Believe me, I will be there like a bear if anyone bullies my child, but I am not one of those moms who is going to be on the playground every five minutes shaking up some young child for being ugly to my child.
Somehow is harder for me to be the parent of the child who is mean rather than the child who someone is mean to. I can't stand the thought that one of my children would be mean to someone. And that is exactly what Kate can do. I hate it and I don't know how to handle it. As sensitive as Adam is to other people's feelings is as insensitive Kate can be to other people's feelings, especially her 'siblings' (K and Adam). I think when they were handing out sensitivity in the womb, they used Kate's share up on Adam.
(Adam was playing rugby on Monday, they were put in pairs and one poor little boy didn't have a partner so he started crying. Adam put up his hand and said "Coach, I will be his partner". He is such a sweet, sensitive child. A total PITA sometimes, but he has such a good heart)
So dear blog readers, what do you think? Do I leave the children to their own devices in terms of managing their relationship with each other, or do I intervene and make them 'do the right thing'?
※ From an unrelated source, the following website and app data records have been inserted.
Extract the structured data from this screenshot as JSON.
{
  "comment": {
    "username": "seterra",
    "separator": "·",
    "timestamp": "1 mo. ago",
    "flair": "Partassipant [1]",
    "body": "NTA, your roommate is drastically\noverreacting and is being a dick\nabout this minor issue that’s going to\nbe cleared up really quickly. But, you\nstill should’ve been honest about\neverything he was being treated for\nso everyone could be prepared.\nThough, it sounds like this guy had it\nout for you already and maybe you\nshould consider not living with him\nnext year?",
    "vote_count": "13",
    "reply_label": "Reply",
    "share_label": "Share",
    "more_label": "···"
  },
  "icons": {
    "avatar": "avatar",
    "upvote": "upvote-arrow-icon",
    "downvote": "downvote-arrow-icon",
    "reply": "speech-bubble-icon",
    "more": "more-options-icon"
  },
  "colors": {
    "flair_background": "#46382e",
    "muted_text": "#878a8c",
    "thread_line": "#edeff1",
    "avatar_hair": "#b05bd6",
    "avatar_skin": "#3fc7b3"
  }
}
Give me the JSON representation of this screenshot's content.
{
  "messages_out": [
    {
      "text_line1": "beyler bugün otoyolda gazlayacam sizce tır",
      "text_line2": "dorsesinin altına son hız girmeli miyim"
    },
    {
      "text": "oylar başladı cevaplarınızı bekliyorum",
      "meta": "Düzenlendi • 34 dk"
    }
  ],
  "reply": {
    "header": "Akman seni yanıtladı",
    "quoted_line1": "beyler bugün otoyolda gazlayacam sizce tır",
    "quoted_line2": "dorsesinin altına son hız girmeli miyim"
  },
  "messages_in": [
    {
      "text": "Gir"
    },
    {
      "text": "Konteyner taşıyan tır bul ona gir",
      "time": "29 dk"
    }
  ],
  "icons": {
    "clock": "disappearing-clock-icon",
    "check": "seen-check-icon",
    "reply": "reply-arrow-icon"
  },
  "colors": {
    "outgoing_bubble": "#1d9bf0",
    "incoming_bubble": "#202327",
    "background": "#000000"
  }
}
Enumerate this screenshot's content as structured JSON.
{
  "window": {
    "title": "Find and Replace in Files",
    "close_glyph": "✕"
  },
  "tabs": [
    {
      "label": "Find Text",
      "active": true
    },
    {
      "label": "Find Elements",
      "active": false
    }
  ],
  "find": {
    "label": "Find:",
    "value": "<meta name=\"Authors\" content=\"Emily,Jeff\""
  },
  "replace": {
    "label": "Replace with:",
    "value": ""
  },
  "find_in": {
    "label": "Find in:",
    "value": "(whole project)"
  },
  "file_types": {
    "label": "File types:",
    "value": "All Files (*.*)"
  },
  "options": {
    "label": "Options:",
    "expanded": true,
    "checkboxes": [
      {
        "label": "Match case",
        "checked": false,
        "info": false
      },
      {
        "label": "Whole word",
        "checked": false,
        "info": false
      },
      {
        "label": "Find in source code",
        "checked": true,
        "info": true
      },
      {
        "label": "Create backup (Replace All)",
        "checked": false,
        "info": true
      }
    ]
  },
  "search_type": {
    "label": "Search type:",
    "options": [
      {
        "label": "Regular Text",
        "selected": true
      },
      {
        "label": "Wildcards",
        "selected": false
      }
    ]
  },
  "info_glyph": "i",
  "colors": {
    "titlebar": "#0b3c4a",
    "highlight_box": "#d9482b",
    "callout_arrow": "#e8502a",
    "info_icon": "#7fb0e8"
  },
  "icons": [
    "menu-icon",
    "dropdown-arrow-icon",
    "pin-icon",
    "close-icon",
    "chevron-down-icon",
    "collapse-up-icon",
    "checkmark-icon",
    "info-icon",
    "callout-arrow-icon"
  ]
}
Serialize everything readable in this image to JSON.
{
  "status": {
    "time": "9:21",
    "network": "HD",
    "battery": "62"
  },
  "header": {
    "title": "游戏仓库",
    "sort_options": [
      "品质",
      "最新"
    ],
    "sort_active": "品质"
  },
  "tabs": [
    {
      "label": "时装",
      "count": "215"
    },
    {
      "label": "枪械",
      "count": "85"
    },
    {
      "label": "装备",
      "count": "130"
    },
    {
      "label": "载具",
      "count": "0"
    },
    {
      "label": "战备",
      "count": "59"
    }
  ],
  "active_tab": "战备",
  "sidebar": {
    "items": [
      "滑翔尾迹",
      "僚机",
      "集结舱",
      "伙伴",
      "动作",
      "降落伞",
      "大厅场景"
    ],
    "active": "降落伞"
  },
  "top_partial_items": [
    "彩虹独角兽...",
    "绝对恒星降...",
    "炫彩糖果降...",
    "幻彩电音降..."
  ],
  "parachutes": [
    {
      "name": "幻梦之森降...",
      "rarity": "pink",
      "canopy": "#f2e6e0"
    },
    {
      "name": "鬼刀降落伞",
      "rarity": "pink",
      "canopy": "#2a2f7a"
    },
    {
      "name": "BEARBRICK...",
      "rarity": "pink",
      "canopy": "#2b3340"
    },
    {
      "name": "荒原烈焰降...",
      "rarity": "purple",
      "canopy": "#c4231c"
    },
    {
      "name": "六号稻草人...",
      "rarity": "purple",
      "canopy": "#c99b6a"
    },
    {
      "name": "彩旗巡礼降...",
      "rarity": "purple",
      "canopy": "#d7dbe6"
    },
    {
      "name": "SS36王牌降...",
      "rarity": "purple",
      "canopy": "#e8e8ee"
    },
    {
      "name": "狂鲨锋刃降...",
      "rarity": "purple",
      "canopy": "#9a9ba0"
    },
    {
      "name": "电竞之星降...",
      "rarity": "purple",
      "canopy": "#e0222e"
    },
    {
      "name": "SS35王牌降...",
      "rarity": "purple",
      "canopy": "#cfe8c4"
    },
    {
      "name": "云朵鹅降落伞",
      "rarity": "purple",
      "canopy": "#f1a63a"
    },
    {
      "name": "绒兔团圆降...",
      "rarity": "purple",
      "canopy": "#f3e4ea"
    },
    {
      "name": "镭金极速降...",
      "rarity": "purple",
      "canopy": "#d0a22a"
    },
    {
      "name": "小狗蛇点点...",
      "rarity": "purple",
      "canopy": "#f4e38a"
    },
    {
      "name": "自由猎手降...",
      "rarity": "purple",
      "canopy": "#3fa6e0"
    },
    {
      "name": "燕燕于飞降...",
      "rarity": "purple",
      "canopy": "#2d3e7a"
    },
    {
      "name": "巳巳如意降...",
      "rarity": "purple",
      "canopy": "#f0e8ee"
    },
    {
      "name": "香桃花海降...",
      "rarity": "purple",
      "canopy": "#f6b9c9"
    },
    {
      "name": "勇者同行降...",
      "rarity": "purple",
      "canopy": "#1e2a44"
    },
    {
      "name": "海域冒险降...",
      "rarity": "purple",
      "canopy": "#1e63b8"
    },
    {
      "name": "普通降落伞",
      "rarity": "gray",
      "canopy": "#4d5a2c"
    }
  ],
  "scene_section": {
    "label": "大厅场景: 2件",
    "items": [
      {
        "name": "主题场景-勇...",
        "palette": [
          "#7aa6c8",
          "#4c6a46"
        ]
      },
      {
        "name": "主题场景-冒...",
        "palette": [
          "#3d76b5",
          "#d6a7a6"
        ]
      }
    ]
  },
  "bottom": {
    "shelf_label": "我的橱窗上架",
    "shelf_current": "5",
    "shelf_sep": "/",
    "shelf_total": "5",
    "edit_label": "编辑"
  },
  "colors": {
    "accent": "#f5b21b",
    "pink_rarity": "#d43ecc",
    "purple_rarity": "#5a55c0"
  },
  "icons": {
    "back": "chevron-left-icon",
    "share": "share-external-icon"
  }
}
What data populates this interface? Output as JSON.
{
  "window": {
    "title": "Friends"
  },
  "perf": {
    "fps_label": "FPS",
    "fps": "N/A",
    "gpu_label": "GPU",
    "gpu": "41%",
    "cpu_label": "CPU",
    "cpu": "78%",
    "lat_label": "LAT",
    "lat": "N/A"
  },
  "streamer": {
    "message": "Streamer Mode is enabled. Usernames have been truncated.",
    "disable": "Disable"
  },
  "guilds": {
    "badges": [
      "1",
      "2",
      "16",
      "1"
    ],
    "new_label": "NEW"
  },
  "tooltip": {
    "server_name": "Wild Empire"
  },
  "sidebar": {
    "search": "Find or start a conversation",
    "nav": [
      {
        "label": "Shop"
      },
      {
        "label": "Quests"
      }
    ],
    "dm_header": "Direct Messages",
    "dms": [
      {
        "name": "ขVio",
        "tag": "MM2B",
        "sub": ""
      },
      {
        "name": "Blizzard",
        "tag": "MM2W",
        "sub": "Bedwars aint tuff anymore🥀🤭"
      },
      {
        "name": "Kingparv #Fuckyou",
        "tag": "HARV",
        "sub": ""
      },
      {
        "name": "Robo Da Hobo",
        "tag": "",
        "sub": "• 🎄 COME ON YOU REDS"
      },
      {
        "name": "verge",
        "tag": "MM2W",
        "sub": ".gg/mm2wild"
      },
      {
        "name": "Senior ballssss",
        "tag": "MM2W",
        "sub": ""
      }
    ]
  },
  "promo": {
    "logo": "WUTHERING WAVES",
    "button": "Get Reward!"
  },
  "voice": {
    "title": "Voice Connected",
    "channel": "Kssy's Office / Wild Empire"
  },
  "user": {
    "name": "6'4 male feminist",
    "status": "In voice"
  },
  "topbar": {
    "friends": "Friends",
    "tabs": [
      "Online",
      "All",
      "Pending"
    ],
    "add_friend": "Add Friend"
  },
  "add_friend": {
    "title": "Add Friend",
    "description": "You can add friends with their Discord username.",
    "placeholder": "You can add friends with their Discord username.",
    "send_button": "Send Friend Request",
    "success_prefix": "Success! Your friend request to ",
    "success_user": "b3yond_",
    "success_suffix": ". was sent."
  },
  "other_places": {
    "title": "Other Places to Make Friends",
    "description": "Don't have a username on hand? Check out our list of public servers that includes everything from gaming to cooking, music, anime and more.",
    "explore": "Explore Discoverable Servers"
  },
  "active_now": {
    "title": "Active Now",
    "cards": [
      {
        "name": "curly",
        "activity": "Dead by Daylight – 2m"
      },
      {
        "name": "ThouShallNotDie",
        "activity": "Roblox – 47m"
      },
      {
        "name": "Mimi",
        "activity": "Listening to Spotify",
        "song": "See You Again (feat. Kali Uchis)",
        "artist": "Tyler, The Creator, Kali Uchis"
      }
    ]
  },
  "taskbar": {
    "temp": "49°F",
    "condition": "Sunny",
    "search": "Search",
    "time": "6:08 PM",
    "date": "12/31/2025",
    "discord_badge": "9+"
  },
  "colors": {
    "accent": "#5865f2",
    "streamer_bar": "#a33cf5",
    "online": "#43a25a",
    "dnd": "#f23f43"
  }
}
PS Please do not say anything horrible about Kate, K or Adam. They are all three lovely children and while they each have their flaws, they are good children. I want constructive comment, not name calling or insults. Just in case anyone was tempted to go that way. You are welcome to call me names, I am quite used to that.